Consent Condoms promote the importance of consensual sex.

These Condoms Remind You That You Need To Ask Before You Have Sex

Last year, FORCE: Upsetting Rape Culture launched a Victoria's Secret-like underwear line with messages like "No Means No" sewn into the crotch ("No vagina is a sure thing! Ask first!"). It followed up with "Top Ten Party Commandments," a play on Playboy's "Top Ten Party List" of colleges to get laid at (the "Thou Shalts" included "Not Take Advantage of Sloshed Persons").

Now the nonprofit, which promotes consensual sex as an antidote to "rape culture," is out with a new set of products: Consent Condoms.

Designed by a company called Say It With Condoms, they come with five slogans, including "My dress does not mean yes," "Consent is asking every time," and "Consent is hot; assault is not." One condom costs $3.95, and 25% of the proceeds go to Force.

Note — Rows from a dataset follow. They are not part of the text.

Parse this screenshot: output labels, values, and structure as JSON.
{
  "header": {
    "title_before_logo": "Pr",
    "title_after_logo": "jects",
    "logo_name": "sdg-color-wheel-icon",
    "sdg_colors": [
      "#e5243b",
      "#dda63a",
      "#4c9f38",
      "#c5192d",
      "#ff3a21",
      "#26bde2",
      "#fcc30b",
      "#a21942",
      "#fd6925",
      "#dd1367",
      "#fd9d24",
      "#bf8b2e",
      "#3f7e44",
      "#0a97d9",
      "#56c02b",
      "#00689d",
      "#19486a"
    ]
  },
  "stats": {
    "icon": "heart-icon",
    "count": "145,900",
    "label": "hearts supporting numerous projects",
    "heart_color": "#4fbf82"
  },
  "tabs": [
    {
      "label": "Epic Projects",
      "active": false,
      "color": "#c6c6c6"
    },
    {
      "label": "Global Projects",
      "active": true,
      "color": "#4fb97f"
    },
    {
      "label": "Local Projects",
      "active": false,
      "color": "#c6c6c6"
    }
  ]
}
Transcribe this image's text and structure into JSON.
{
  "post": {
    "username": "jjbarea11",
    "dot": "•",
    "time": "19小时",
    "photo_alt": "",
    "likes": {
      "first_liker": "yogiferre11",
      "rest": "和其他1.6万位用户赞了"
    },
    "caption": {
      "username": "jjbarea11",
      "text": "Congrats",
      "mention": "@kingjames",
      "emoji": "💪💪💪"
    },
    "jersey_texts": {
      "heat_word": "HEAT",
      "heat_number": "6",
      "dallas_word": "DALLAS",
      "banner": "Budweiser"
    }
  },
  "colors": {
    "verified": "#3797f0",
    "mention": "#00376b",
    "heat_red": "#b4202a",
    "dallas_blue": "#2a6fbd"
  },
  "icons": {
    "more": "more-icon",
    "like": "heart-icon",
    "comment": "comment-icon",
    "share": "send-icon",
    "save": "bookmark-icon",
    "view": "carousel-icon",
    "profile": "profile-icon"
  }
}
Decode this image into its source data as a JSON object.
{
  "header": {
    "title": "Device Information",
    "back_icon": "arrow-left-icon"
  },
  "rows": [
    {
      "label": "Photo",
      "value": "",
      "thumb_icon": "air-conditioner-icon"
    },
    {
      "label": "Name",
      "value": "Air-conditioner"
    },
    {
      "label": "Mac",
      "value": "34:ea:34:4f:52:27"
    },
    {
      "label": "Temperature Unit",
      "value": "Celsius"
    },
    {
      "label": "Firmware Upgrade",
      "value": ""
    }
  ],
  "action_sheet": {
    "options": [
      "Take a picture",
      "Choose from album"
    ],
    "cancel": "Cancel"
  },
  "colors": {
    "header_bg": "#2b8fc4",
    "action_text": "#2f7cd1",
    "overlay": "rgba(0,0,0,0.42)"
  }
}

The nonprofit argues that mainstream culture (think babes in beer commercials) implicitly condones non-consensual sexual behavior. The condoms promote the idea that consensual sex is sexy (even when the message is printed on the condom) and that women have the right to say no, even very late in the game.

"Consent needs to be a mainstream idea and practice," says Force co-director Rebecca Nagle. "We need to see pop culture examples of healthy sexuality and respecting boundaries as much as blurred lines."